**WHAT TO WORK ON**
Every line holding the string "title" should be copied out of the listing.

=== Section Start ===

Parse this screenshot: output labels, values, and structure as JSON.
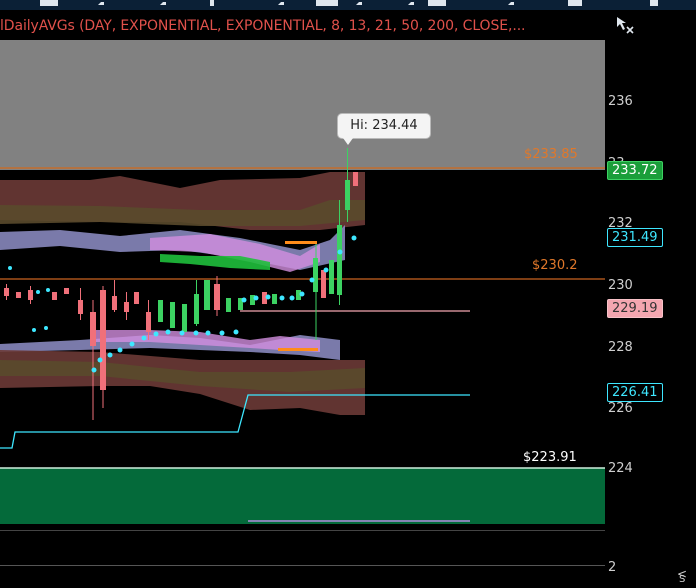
{
  "study": {
    "title": "lDailyAVGs (DAY, EXPONENTIAL, EXPONENTIAL, 8, 13, 21, 50, 200, CLOSE,..."
  },
  "axis": {
    "ticks": [
      "236",
      "232",
      "230",
      "228",
      "226",
      "224",
      "2"
    ],
    "partial_tick": "23",
    "bottom_corner_label": "S",
    "bottom_corner_glyph": "<"
  },
  "price_badges": [
    {
      "label": "233.72",
      "style": "green"
    },
    {
      "label": "231.49",
      "style": "cyan"
    },
    {
      "label": "229.19",
      "style": "pink"
    },
    {
      "label": "226.41",
      "style": "cyan"
    }
  ],
  "levels": [
    {
      "label": "$233.85",
      "color": "#e0782a"
    },
    {
      "label": "$230.2",
      "color": "#e0782a"
    },
    {
      "label": "$223.91",
      "color": "#ffffff"
    }
  ],
  "tooltip": {
    "label": "Hi: 234.44"
  },
  "icons": {
    "draw_tool": "drawing-cursor-icon"
  },
  "colors": {
    "title": "#e0514b",
    "background": "#000000",
    "green_zone": "#046a3a",
    "cyan": "#3ee7ff",
    "orange": "#e0782a",
    "up_candle": "#3cd262",
    "down_candle": "#f0707a"
  }
}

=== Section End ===

**TASK OUTPUT**
    "title": "lDailyAVGs (DAY, EXPONENTIAL, EXPONENTIAL, 8, 13, 21, 50, 200, CLOSE,..."
    "title": "#e0514b",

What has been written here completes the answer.